Although interactions between humans and animals can sometimes have negative results, it is important to recognize that there are many ways that both humans and animals can benefit from interacting. One such positive interaction are the wonderful relationships that service animals can have with their partners.
Service dogs can assist veterans with both mental and physical challenges. However, veterans are often underserved by organizations that train and place service animals. There is a critical need for service animals in the rehabilitation of veterans with post-traumatic stress disorder (PTSD), traumatic brain injuries, and a variety of physical disabilities. These service animals can provide some much-needed companionship and emotional support for those returning from service. However, there are groups such as Pets for Vets and C4H that train dogs from shelters to work with veterans.
A service animal is any dog that is individually trained to do work or perform tasks for the benefit of an individual with a disability, including a physical, sensory, psychiatric, intellectual, or other mental disability. Service dogs assist people living with a physical disability by performing tasks that their partner cannot do or has trouble doing, like picking up dropped items, opening doors, and turning lights on or off. Guide dogs can assist those with low vision or blindness with navigation tasks and hearing dogs are trained to signal the hearing impaired. Dogs can also be trained to alert others when their owners have seizures.
Therapeutic Service Providers

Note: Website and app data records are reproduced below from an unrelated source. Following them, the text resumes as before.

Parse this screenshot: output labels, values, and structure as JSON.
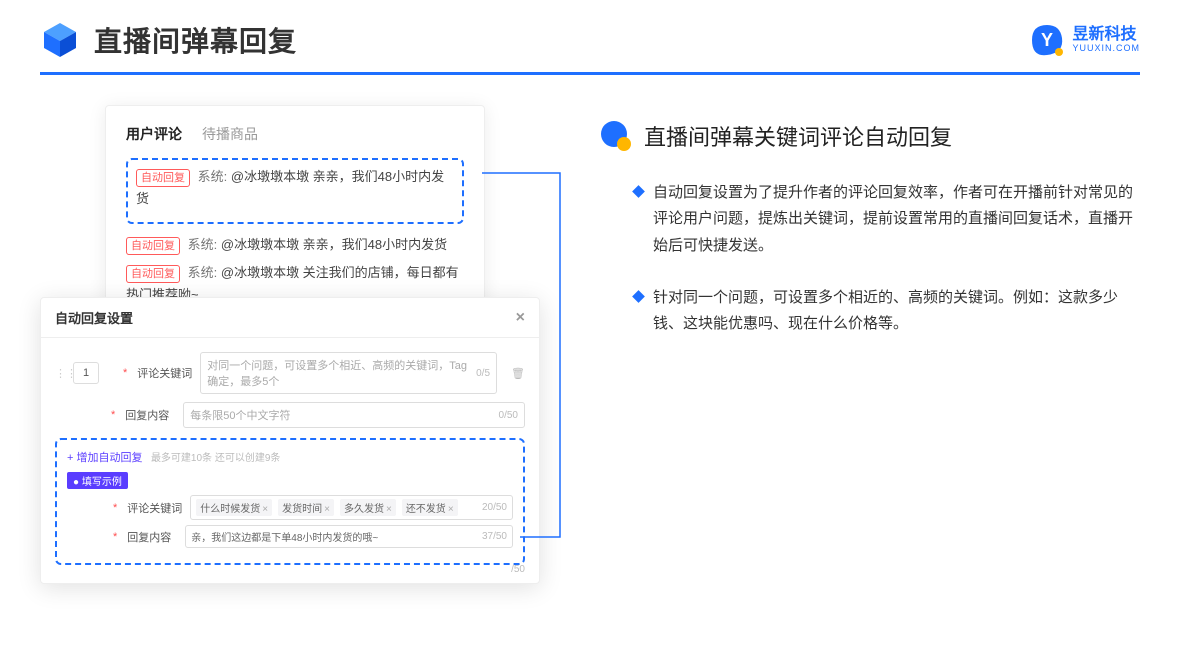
{
  "header": {
    "title": "直播间弹幕回复",
    "brand_cn": "昱新科技",
    "brand_en": "YUUXIN.COM"
  },
  "comment_panel": {
    "tabs": [
      "用户评论",
      "待播商品"
    ],
    "active_tab": 0,
    "highlighted": {
      "pill": "自动回复",
      "prefix": "系统:",
      "text": "@冰墩墩本墩 亲亲，我们48小时内发货"
    },
    "lines": [
      {
        "pill": "自动回复",
        "prefix": "系统:",
        "text": "@冰墩墩本墩 亲亲，我们48小时内发货"
      },
      {
        "pill": "自动回复",
        "prefix": "系统:",
        "text": "@冰墩墩本墩 关注我们的店铺，每日都有热门推荐呦~"
      }
    ]
  },
  "modal": {
    "title": "自动回复设置",
    "close": "×",
    "row_number": "1",
    "keyword_label": "评论关键词",
    "keyword_placeholder": "对同一个问题，可设置多个相近、高频的关键词，Tag确定，最多5个",
    "keyword_count": "0/5",
    "content_label": "回复内容",
    "content_placeholder": "每条限50个中文字符",
    "content_count": "0/50",
    "add_label": "+ 增加自动回复",
    "add_hint": "最多可建10条 还可以创建9条",
    "example_badge": "● 填写示例",
    "example_keyword_label": "评论关键词",
    "example_tags": [
      "什么时候发货",
      "发货时间",
      "多久发货",
      "还不发货"
    ],
    "example_keyword_count": "20/50",
    "example_content_label": "回复内容",
    "example_content_text": "亲，我们这边都是下单48小时内发货的哦~",
    "example_content_count": "37/50",
    "stray_count": "/50"
  },
  "right": {
    "section_title": "直播间弹幕关键词评论自动回复",
    "bullets": [
      "自动回复设置为了提升作者的评论回复效率，作者可在开播前针对常见的评论用户问题，提炼出关键词，提前设置常用的直播间回复话术，直播开始后可快捷发送。",
      "针对同一个问题，可设置多个相近的、高频的关键词。例如：这款多少钱、这块能优惠吗、现在什么价格等。"
    ]
  }
}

Animal-assisted therapy is designed to promote improvement in human physical, social, emotional, or cognitive well-being. These animals are owned pets that volunteer their comfort and emotional support in a variety of human service facilities, such as hospitals or in areas that have been affected by tragedy. These animals can provide comfort and emotional support to people who are dealing with trauma. Therapeutic service animals were used after events such as the Sandy Hook Shootings and the Boston Marathon Bombing.
Prison Training Programs
Puppies can live with an inmate handler who they spend most of their time with. Together, they go to classes, recreation areas, and dining halls. Inmates provide the puppies with socialization by bringing the dogs with them whenever possible. Whether going to a medical appointment, the TV lounge, or the family and friends visiting room, the puppy is usually right by the handler’s side.
By participating in such programs, inmates can learn positive social and job related skills while giving back to the community in a rewarding way. It has also been shown that dogs that are raised in prisons can complete their advanced training in half of the time of those who grow up in foster homes exclusively.